**WHAT THIS TASK INVOLVES**
Gather all lines in the records below that include the word "icon".

----------------------------------------

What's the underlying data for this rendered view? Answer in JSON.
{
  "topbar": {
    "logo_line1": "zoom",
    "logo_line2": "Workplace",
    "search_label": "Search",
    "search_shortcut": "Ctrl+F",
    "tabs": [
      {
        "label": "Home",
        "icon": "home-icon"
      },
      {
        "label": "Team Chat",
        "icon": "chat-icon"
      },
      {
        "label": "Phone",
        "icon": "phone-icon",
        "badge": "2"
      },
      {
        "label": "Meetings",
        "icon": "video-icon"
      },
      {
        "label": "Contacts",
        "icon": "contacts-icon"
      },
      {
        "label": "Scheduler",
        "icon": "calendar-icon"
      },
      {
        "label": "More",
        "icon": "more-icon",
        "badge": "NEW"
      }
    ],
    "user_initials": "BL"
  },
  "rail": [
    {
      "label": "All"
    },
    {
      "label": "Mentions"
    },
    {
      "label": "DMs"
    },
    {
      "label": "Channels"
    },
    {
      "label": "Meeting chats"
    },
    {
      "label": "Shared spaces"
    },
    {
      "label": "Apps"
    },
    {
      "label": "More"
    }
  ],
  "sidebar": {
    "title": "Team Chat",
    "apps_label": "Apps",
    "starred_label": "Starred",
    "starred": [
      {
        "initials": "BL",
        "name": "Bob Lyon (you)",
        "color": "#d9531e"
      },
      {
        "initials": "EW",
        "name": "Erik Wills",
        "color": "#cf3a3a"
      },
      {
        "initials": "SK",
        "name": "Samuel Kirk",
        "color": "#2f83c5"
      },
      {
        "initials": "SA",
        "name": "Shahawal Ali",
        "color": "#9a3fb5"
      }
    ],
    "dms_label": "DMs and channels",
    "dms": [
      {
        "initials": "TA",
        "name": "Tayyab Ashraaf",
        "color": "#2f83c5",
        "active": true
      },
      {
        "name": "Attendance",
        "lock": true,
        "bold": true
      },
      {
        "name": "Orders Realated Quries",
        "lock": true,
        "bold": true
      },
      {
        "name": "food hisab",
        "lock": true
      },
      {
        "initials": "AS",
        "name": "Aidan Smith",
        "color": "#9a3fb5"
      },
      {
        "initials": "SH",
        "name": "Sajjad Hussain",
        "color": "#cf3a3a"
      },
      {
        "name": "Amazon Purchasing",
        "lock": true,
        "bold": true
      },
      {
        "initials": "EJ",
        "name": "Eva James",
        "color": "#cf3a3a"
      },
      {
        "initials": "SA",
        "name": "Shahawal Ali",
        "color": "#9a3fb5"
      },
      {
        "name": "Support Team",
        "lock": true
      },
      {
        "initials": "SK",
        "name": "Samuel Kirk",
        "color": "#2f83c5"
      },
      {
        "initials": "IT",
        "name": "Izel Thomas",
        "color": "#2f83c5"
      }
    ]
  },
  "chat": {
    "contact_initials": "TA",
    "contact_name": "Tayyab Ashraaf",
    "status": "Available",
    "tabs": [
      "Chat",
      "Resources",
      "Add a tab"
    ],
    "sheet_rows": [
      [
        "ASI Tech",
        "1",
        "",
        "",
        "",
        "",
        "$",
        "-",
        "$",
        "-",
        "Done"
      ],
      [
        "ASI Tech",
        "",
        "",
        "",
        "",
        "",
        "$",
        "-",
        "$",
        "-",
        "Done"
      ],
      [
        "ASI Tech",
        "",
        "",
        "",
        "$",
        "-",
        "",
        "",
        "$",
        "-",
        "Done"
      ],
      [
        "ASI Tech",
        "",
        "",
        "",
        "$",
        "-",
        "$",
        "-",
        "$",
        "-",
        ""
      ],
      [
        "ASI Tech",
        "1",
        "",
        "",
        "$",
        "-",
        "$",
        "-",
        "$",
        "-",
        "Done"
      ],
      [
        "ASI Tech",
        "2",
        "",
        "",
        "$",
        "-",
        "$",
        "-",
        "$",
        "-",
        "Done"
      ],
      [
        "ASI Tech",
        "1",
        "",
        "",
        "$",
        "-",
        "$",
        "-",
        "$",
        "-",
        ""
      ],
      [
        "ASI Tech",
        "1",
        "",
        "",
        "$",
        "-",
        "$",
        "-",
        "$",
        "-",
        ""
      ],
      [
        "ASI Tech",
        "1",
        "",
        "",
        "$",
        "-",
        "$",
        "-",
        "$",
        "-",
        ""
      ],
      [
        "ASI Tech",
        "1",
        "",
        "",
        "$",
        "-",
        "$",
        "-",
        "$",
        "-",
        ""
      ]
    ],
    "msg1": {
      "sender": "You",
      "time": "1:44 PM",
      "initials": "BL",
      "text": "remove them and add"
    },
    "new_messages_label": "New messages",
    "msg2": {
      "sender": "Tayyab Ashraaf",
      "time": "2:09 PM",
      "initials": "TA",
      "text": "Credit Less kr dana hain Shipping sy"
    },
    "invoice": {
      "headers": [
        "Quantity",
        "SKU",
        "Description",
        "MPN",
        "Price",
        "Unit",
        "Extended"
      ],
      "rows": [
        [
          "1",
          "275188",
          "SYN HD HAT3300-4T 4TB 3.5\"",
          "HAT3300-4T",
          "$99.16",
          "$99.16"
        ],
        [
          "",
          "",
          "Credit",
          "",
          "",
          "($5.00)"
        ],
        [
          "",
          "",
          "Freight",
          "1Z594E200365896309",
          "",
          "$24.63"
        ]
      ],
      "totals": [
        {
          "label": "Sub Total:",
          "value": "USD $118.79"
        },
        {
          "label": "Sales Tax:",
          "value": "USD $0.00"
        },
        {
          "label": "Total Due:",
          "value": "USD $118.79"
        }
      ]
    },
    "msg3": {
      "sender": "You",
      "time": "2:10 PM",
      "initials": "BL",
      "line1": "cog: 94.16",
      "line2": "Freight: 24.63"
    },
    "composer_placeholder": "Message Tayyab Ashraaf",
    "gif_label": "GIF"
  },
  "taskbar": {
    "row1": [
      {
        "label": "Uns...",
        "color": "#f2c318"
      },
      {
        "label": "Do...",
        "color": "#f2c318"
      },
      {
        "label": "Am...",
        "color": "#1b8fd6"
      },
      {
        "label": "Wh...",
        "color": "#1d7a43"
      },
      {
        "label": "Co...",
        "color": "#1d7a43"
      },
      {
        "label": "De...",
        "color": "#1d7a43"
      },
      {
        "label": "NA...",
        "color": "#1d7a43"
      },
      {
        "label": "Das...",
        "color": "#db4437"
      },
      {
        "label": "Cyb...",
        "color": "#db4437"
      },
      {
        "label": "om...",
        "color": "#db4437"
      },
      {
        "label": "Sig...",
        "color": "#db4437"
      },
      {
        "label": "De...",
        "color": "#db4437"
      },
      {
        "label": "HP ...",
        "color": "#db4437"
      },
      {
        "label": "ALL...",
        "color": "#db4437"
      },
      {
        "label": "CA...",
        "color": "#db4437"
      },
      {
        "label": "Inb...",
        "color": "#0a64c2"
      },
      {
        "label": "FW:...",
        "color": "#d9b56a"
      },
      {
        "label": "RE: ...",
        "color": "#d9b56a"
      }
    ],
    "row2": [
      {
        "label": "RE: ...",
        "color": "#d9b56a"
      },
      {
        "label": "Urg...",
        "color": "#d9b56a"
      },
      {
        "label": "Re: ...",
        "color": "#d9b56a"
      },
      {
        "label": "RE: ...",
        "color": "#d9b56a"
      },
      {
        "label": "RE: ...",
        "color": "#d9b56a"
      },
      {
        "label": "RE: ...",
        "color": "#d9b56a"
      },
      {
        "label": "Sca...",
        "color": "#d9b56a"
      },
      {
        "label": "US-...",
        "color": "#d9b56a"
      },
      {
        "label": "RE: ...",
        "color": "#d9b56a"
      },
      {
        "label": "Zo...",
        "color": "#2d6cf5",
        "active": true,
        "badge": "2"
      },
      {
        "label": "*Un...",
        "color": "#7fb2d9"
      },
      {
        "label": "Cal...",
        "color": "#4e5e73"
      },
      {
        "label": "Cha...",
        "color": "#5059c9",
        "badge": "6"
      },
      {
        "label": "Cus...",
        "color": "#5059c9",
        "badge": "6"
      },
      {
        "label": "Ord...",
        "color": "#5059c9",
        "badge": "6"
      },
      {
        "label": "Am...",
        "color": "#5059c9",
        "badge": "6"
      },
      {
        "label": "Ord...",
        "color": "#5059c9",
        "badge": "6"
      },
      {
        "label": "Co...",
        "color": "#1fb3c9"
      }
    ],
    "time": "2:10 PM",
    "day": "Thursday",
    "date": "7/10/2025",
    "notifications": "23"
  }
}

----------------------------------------

**PROBLEM SOLUTION**
        "icon": "home-icon"
        "icon": "chat-icon"
        "icon": "phone-icon",
        "icon": "video-icon"
        "icon": "contacts-icon"
        "icon": "calendar-icon"
        "icon": "more-icon",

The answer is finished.